A Feminist Tries to Explain Conservative Women

In an unintentionally hilarious bit of “journalism,” a feminist writer at Marie Claire brutally lambasted conservative women in what just may be the most ironic attempt at uniting women this week. There’s only one problem: in describing conservative women as protectors of mean old misogynist men driven only by a need to get ahead, the writer Jessica Valenti failed miserably in her sourcing. As The Daily Signal’s Kelsey Harkness put it on Twitter:

That’s right. Valenti, defender of womanhood, could not be bothered to actually interview conservative women before writing things like this:

Take [Sarah Huckabee] Sanders and [Kellyanne] Conway, who have both publicly dismissed women who have spoken out about sexual assault. Their defenses are clearly cynical and serve a political purpose, but for conservative women more broadly, going along with the idea that women lie about assault—or blaming women for sexual harassment by claiming that they somehow brought it on themselves—can be a form of self-protection. Believing that other women are “bad”, and that that’s why something terrible happened to them, enables you to convince yourself that you are safe.

Another long-used strategy for women leaders on the right has been amassing power by arguing that other women shouldn’t have any.

Oof, those are some pretty nasty charges to levy against your fellow ladies, Jessica. Especially without talking to any on the right side of the aisle.
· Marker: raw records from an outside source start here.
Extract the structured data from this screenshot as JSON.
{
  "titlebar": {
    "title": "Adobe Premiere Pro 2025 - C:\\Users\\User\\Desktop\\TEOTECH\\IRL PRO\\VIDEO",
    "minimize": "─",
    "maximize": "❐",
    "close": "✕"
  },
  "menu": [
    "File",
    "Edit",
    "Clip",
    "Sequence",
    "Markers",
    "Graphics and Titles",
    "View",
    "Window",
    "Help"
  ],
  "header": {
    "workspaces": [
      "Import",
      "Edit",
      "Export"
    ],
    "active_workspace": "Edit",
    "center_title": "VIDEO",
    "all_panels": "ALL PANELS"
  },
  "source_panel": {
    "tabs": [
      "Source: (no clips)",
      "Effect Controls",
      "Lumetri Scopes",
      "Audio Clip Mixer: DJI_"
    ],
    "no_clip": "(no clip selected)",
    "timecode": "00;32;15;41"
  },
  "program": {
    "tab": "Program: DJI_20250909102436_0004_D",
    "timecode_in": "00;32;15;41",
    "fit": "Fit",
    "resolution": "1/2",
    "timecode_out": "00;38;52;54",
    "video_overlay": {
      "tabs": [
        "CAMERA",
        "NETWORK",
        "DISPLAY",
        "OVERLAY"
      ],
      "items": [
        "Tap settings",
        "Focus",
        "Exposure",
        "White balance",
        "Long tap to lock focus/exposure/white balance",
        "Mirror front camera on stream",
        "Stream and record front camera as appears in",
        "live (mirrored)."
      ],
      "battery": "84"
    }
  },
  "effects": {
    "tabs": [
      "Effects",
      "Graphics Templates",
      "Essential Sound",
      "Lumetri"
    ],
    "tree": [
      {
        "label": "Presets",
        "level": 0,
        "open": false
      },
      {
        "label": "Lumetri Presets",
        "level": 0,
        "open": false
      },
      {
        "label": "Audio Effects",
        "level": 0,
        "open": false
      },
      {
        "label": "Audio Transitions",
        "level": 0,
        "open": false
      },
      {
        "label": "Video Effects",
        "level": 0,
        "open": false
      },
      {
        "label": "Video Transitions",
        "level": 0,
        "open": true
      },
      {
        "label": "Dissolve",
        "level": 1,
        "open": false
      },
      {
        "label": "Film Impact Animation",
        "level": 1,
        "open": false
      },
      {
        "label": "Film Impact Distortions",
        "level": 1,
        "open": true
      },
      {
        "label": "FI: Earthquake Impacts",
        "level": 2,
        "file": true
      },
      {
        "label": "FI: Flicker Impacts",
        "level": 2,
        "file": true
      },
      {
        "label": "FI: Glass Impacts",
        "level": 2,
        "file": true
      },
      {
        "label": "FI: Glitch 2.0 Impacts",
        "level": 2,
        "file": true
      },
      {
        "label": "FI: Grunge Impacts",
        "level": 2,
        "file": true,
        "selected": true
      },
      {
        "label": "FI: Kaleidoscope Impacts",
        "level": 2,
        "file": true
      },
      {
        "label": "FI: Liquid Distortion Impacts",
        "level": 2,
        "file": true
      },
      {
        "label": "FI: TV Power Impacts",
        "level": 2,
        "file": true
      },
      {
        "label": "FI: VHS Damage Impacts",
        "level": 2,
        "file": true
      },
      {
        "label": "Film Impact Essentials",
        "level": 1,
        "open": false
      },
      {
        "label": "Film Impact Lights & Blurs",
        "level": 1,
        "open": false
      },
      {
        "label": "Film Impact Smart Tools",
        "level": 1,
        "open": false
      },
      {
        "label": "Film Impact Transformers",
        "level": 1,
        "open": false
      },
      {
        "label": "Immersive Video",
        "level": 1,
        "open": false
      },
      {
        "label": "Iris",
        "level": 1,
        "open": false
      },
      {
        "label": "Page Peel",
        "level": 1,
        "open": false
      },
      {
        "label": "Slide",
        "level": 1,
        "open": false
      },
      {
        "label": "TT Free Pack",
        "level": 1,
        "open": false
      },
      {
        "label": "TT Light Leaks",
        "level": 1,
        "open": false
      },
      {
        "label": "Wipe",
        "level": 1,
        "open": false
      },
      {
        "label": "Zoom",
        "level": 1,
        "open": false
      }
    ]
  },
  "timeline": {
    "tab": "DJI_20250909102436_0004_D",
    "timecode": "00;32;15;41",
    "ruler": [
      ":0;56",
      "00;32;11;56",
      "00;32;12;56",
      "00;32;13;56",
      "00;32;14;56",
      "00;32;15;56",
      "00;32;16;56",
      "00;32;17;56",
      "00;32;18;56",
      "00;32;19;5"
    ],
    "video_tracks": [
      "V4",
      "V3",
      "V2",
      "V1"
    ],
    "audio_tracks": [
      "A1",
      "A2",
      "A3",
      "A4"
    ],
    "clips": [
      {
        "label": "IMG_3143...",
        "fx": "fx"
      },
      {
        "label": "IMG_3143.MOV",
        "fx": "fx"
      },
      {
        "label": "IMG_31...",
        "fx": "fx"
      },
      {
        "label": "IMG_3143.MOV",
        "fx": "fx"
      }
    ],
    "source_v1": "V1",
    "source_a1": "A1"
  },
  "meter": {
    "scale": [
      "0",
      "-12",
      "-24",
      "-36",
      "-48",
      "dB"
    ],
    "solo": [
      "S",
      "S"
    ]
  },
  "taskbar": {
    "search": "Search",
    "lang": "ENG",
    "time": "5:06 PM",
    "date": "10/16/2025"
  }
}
I mean for all you know, Sanders and Conway have had terrible experiences with liberal men and radical feminists, have felt marginalized by the Jessica Valentis of the world rather than by powerful conservative men, and that’s why they don’t see things the way you do. (Had you interviewed me, for example, that’s what I would have told you.)

Or maybe the suggestion that they can’t get ahead on their own merits, brains, and grit from ladies such as yourself is a bit distasteful to them, so they naturally gravitate toward people — and that includes men — that don’t immediately see them as dependent on men to make their mark like you do. And you do.

Or perhaps the fact that you think these ladies are undignified in the professions they dedicate long hours to (“[T]hey enjoy incredibly successful careers and high profiles at the expense of their dignity.” ), away from husbands and families, leaves a bad taste in their mouths. Maybe your shortchanging them turns these ladies toward conservative ideals that actually place a value on that time and effort rather than cynically calling it a ploy to curry favor with the All Powerful Male you seem convinced rules the world.

Or perhaps conservative women chafe at the idea that their desire not to be perpetually deemed a victim, and their lack of desire to wear vaginas as hats, somehow “paved the way… for sexual assault in the 21st century.” Because it strikes me as obvious that if you’re wearing the female sex on your head, you’re the ones reminding men what’s under your skirt all the time.

In short, Ms. Valenti, if you want to know what makes a woman conservative, a really quick and dirty way to find out is to ask a conservative woman. You may find that they have a belief that other conservatives, both male and female, let them work and live without deciding for them what their motivations are, without constantly trying to turn them into victims, and without calling them enablers of misogyny. It is tragically funny that progressive feminists remain dedicated to a pronounced lack of awareness that they do exactly what they charge conservative, misogynistic men of doing: putting all women into a single box.

And conservative women are smart enough to see that. Which you’d know had you decided to interview one.